Today is the Christian celebration of Epiphany so I’m going to blunder along by making a tenuous connection with it and Dark Souls. That connection is the lore surrounding the three kings who visited baby Jesus and the lore surrounding The Four Kings of Dark Souls.
The lore of Dark Souls is woven through the game; it’s not presented in an opening cut scene with an expository voice-over but is instead hinted at in the items one finds, the conversations one has with NPCs, and the land itself. The player has to actively seek it out and really pay attention to get the back story of Dark Souls. It would be very easy to complete the game and come away no wiser to its background. The great point about this is that the player can take as much or as little attention as he or she likes and one’s enjoyment isn’t impacted in any way – the story is simply there.
Here is a video on the lore that has been teased out about the The Four Kings.
Considering the amount of effort it would’ve taken to search through the game and piece all that together, It’s a pretty impressive video.
So now let’s turn our attention to the three kings who visited baby Jesus. What lore is known about them? They came from the East. There’s three. They brought one gift each for the Messiah – myrrh, gold and frankincense. They followed a star. It led them to the stable Jesus was born in. You know the drill.
Well, it turns out that none of it has any evidence to back it up. The Bible is surprisingly light on any details about the three kings. That is if they were kings at all. They may have been kings… or magi… or wise men. Equal care was taken in not making a note of their place of origin as they are simply ‘from the east’. They were so important that no one asked them who they were, for their names are as unknown as their homelands.

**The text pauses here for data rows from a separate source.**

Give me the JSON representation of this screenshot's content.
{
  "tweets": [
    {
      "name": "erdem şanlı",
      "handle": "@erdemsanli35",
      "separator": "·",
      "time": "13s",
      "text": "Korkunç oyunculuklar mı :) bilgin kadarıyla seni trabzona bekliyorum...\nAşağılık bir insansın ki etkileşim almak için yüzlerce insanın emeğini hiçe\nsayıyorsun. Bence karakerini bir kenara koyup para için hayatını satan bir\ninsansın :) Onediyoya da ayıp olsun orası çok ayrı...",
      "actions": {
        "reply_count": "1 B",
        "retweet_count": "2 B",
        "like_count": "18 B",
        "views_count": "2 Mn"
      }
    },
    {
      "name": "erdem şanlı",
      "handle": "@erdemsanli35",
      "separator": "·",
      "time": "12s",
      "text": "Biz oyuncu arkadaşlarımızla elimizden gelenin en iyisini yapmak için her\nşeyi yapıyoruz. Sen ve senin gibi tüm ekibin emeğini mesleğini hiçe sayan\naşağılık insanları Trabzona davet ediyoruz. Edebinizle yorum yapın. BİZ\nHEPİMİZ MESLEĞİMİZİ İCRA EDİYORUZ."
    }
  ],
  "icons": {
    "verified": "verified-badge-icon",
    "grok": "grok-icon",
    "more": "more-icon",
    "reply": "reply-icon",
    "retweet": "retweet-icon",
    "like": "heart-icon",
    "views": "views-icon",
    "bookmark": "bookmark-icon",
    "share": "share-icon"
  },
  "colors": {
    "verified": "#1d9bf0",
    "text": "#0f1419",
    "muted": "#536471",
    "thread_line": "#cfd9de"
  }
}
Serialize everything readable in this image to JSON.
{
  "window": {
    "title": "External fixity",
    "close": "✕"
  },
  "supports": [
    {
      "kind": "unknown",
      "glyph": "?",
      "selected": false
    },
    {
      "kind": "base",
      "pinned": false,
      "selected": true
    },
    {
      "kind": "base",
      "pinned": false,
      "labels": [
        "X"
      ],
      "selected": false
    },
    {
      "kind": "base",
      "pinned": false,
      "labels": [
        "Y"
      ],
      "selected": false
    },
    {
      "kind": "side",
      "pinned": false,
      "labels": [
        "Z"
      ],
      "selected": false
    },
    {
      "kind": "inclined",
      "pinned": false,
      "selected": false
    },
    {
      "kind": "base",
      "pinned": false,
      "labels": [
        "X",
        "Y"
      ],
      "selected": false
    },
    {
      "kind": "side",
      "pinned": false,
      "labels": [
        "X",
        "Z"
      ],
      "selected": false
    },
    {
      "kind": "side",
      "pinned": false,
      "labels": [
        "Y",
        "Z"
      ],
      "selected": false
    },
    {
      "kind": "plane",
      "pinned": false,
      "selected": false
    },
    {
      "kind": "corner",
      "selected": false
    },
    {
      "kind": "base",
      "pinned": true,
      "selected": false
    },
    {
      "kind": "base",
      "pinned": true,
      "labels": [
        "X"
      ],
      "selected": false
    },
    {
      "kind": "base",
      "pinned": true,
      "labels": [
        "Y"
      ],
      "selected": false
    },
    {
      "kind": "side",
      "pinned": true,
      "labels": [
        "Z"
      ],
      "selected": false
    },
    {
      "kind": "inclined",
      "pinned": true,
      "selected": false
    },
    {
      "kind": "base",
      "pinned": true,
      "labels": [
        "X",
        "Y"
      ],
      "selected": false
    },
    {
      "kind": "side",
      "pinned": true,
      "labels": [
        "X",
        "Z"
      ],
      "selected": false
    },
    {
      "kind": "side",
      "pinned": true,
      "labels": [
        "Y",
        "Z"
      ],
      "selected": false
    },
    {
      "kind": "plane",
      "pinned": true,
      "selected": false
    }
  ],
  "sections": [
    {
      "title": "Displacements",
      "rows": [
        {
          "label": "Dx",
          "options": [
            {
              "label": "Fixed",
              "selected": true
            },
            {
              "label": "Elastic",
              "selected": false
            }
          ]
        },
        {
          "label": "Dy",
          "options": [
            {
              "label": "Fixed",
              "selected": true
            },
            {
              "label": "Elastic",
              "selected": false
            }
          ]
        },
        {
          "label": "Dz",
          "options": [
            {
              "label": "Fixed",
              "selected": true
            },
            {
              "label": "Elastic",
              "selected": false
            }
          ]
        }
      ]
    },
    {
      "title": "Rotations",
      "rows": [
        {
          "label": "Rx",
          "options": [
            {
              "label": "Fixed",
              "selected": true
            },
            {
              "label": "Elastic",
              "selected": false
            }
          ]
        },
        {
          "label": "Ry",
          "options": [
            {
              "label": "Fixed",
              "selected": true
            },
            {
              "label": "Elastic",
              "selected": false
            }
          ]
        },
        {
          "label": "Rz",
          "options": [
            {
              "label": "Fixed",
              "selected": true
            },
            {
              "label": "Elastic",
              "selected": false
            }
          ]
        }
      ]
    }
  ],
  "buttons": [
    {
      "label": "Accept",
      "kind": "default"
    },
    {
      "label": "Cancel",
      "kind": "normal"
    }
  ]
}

Even the most basic fact of the story, that there were three, is not even stated. The number three was settled upon because there were three gifts, so it was assumed that the visitors brought one each. Likewise, when they visited was unknown. Any time up to about the age of two is justifiable on what is presented in the Bible, but traditionally it is now thought that they visited Jesus when he was a newborn. Neither a stable nor manger is mentioned.
The star that they followed is unknown by astronomers, and whatever it was – comet, supernova, miracle (take your pick) – it attracted no other visitors. And the same can be said for the kings themselves, as there is no record of their journey from any other source. Wherever they did come from, three important members of society (possibly kings!) leaving to follow a magical star in the hopes of finding a messiah, was as far as we know not note worthy. The Gospels also find the four kings lacking noteworthiness, with the story having about 300 words devoted to its singular appearance in Matthew.
Pretty much everything we think we know about the story is assumed or made up hundreds of later. Above I said that the great point about the lore of Dark Souls is that the player can take as much or as little attention as he or she likes and one’s enjoyment isn’t impacted in any way – the story is simply there. I wonder if the same can be said about the Epiphany?